Reproduce every entry exactly as written.

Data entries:

________________________________________

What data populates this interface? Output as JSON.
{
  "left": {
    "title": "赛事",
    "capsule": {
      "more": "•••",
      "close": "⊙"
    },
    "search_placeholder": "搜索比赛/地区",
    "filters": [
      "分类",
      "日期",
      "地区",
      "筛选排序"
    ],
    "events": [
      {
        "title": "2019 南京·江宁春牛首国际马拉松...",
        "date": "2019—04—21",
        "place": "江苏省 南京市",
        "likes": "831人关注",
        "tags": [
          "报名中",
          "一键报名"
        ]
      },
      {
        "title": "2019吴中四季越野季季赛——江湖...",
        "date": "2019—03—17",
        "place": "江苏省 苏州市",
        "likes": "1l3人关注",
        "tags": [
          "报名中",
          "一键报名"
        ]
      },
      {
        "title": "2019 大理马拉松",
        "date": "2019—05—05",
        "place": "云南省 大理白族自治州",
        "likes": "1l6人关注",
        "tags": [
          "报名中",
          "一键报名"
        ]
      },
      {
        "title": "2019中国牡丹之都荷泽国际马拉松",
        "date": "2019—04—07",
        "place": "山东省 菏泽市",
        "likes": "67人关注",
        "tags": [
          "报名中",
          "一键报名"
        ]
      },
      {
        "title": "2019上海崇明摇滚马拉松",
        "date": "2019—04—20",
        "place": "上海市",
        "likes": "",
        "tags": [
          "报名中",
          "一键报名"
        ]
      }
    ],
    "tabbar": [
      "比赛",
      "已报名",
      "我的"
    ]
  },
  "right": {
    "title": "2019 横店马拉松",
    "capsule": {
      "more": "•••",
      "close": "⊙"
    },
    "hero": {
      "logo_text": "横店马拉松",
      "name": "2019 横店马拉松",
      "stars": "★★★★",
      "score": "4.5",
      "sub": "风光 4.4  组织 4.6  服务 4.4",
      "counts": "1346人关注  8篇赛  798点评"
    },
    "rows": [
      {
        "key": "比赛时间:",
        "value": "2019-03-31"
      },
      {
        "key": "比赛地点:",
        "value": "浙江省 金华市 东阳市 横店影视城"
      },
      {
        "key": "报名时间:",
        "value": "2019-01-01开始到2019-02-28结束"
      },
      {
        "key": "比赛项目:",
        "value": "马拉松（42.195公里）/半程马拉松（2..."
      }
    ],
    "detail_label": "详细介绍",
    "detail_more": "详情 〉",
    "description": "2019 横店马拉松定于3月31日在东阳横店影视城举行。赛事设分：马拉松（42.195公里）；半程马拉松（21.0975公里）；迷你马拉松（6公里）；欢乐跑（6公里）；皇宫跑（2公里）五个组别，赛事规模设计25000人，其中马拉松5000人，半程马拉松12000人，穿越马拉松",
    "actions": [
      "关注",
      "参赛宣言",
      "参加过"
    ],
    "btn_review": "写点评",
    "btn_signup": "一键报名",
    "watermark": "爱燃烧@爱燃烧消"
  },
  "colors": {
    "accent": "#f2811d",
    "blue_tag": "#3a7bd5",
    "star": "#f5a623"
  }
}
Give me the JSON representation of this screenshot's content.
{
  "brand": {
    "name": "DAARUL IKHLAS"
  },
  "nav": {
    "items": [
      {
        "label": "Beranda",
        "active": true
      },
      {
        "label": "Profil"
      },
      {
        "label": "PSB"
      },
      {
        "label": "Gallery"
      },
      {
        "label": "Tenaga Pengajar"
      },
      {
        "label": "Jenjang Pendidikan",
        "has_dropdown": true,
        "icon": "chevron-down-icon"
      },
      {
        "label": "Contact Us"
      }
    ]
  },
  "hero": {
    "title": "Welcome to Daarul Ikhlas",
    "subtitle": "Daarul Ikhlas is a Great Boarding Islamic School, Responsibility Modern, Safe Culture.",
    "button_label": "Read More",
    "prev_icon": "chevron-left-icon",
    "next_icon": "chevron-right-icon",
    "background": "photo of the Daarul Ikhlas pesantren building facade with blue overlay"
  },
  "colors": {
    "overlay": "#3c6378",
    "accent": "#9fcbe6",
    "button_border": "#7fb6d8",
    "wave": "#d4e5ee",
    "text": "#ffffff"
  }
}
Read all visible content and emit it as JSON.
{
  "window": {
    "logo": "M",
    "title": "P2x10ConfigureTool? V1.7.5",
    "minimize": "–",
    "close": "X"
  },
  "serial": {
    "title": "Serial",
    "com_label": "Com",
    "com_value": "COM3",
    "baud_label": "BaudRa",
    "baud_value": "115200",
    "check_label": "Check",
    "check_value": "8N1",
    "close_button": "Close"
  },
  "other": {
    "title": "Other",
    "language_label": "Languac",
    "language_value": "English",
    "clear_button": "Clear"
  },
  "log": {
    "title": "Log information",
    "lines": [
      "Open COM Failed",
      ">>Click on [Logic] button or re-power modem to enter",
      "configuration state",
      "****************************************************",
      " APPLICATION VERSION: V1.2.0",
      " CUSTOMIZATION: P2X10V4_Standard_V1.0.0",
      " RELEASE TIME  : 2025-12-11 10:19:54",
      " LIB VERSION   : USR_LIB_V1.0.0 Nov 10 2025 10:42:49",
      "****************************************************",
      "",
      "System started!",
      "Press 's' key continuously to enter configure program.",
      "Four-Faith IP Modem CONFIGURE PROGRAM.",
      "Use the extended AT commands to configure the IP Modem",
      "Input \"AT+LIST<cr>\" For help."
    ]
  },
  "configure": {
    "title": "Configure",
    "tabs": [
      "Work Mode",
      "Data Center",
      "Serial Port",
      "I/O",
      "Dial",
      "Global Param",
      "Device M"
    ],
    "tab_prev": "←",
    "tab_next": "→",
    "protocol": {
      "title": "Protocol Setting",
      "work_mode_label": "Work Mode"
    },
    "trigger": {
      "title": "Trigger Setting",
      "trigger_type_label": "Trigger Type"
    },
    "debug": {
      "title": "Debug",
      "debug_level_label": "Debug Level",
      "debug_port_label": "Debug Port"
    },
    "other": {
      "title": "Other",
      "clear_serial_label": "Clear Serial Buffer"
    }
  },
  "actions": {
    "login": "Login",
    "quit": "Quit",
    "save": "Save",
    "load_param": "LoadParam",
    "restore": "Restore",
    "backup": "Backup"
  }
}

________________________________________

#### Answer to the problem:
What data populates this interface? Output as JSON.
{
  "left": {
    "title": "赛事",
    "capsule": {
      "more": "•••",
      "close": "⊙"
    },
    "search_placeholder": "搜索比赛/地区",
    "filters": [
      "分类",
      "日期",
      "地区",
      "筛选排序"
    ],
    "events": [
      {
        "title": "2019 南京·江宁春牛首国际马拉松...",
        "date": "2019—04—21",
        "place": "江苏省 南京市",
        "likes": "831人关注",
        "tags": [
          "报名中",
          "一键报名"
        ]
      },
      {
        "title": "2019吴中四季越野季季赛——江湖...",
        "date": "2019—03—17",
        "place": "江苏省 苏州市",
        "likes": "1l3人关注",
        "tags": [
          "报名中",
          "一键报名"
        ]
      },
      {
        "title": "2019 大理马拉松",
        "date": "2019—05—05",
        "place": "云南省 大理白族自治州",
        "likes": "1l6人关注",
        "tags": [
          "报名中",
          "一键报名"
        ]
      },
      {
        "title": "2019中国牡丹之都荷泽国际马拉松",
        "date": "2019—04—07",
        "place": "山东省 菏泽市",
        "likes": "67人关注",
        "tags": [
          "报名中",
          "一键报名"
        ]
      },
      {
        "title": "2019上海崇明摇滚马拉松",
        "date": "2019—04—20",
        "place": "上海市",
        "likes": "",
        "tags": [
          "报名中",
          "一键报名"
        ]
      }
    ],
    "tabbar": [
      "比赛",
      "已报名",
      "我的"
    ]
  },
  "right": {
    "title": "2019 横店马拉松",
    "capsule": {
      "more": "•••",
      "close": "⊙"
    },
    "hero": {
      "logo_text": "横店马拉松",
      "name": "2019 横店马拉松",
      "stars": "★★★★",
      "score": "4.5",
      "sub": "风光 4.4  组织 4.6  服务 4.4",
      "counts": "1346人关注  8篇赛  798点评"
    },
    "rows": [
      {
        "key": "比赛时间:",
        "value": "2019-03-31"
      },
      {
        "key": "比赛地点:",
        "value": "浙江省 金华市 东阳市 横店影视城"
      },
      {
        "key": "报名时间:",
        "value": "2019-01-01开始到2019-02-28结束"
      },
      {
        "key": "比赛项目:",
        "value": "马拉松（42.195公里）/半程马拉松（2..."
      }
    ],
    "detail_label": "详细介绍",
    "detail_more": "详情 〉",
    "description": "2019 横店马拉松定于3月31日在东阳横店影视城举行。赛事设分：马拉松（42.195公里）；半程马拉松（21.0975公里）；迷你马拉松（6公里）；欢乐跑（6公里）；皇宫跑（2公里）五个组别，赛事规模设计25000人，其中马拉松5000人，半程马拉松12000人，穿越马拉松",
    "actions": [
      "关注",
      "参赛宣言",
      "参加过"
    ],
    "btn_review": "写点评",
    "btn_signup": "一键报名",
    "watermark": "爱燃烧@爱燃烧消"
  },
  "colors": {
    "accent": "#f2811d",
    "blue_tag": "#3a7bd5",
    "star": "#f5a623"
  }
}
Give me the JSON representation of this screenshot's content.
{
  "brand": {
    "name": "DAARUL IKHLAS"
  },
  "nav": {
    "items": [
      {
        "label": "Beranda",
        "active": true
      },
      {
        "label": "Profil"
      },
      {
        "label": "PSB"
      },
      {
        "label": "Gallery"
      },
      {
        "label": "Tenaga Pengajar"
      },
      {
        "label": "Jenjang Pendidikan",
        "has_dropdown": true,
        "icon": "chevron-down-icon"
      },
      {
        "label": "Contact Us"
      }
    ]
  },
  "hero": {
    "title": "Welcome to Daarul Ikhlas",
    "subtitle": "Daarul Ikhlas is a Great Boarding Islamic School, Responsibility Modern, Safe Culture.",
    "button_label": "Read More",
    "prev_icon": "chevron-left-icon",
    "next_icon": "chevron-right-icon",
    "background": "photo of the Daarul Ikhlas pesantren building facade with blue overlay"
  },
  "colors": {
    "overlay": "#3c6378",
    "accent": "#9fcbe6",
    "button_border": "#7fb6d8",
    "wave": "#d4e5ee",
    "text": "#ffffff"
  }
}
Read all visible content and emit it as JSON.
{
  "window": {
    "logo": "M",
    "title": "P2x10ConfigureTool? V1.7.5",
    "minimize": "–",
    "close": "X"
  },
  "serial": {
    "title": "Serial",
    "com_label": "Com",
    "com_value": "COM3",
    "baud_label": "BaudRa",
    "baud_value": "115200",
    "check_label": "Check",
    "check_value": "8N1",
    "close_button": "Close"
  },
  "other": {
    "title": "Other",
    "language_label": "Languac",
    "language_value": "English",
    "clear_button": "Clear"
  },
  "log": {
    "title": "Log information",
    "lines": [
      "Open COM Failed",
      ">>Click on [Logic] button or re-power modem to enter",
      "configuration state",
      "****************************************************",
      " APPLICATION VERSION: V1.2.0",
      " CUSTOMIZATION: P2X10V4_Standard_V1.0.0",
      " RELEASE TIME  : 2025-12-11 10:19:54",
      " LIB VERSION   : USR_LIB_V1.0.0 Nov 10 2025 10:42:49",
      "****************************************************",
      "",
      "System started!",
      "Press 's' key continuously to enter configure program.",
      "Four-Faith IP Modem CONFIGURE PROGRAM.",
      "Use the extended AT commands to configure the IP Modem",
      "Input \"AT+LIST<cr>\" For help."
    ]
  },
  "configure": {
    "title": "Configure",
    "tabs": [
      "Work Mode",
      "Data Center",
      "Serial Port",
      "I/O",
      "Dial",
      "Global Param",
      "Device M"
    ],
    "tab_prev": "←",
    "tab_next": "→",
    "protocol": {
      "title": "Protocol Setting",
      "work_mode_label": "Work Mode"
    },
    "trigger": {
      "title": "Trigger Setting",
      "trigger_type_label": "Trigger Type"
    },
    "debug": {
      "title": "Debug",
      "debug_level_label": "Debug Level",
      "debug_port_label": "Debug Port"
    },
    "other": {
      "title": "Other",
      "clear_serial_label": "Clear Serial Buffer"
    }
  },
  "actions": {
    "login": "Login",
    "quit": "Quit",
    "save": "Save",
    "load_param": "LoadParam",
    "restore": "Restore",
    "backup": "Backup"
  }
}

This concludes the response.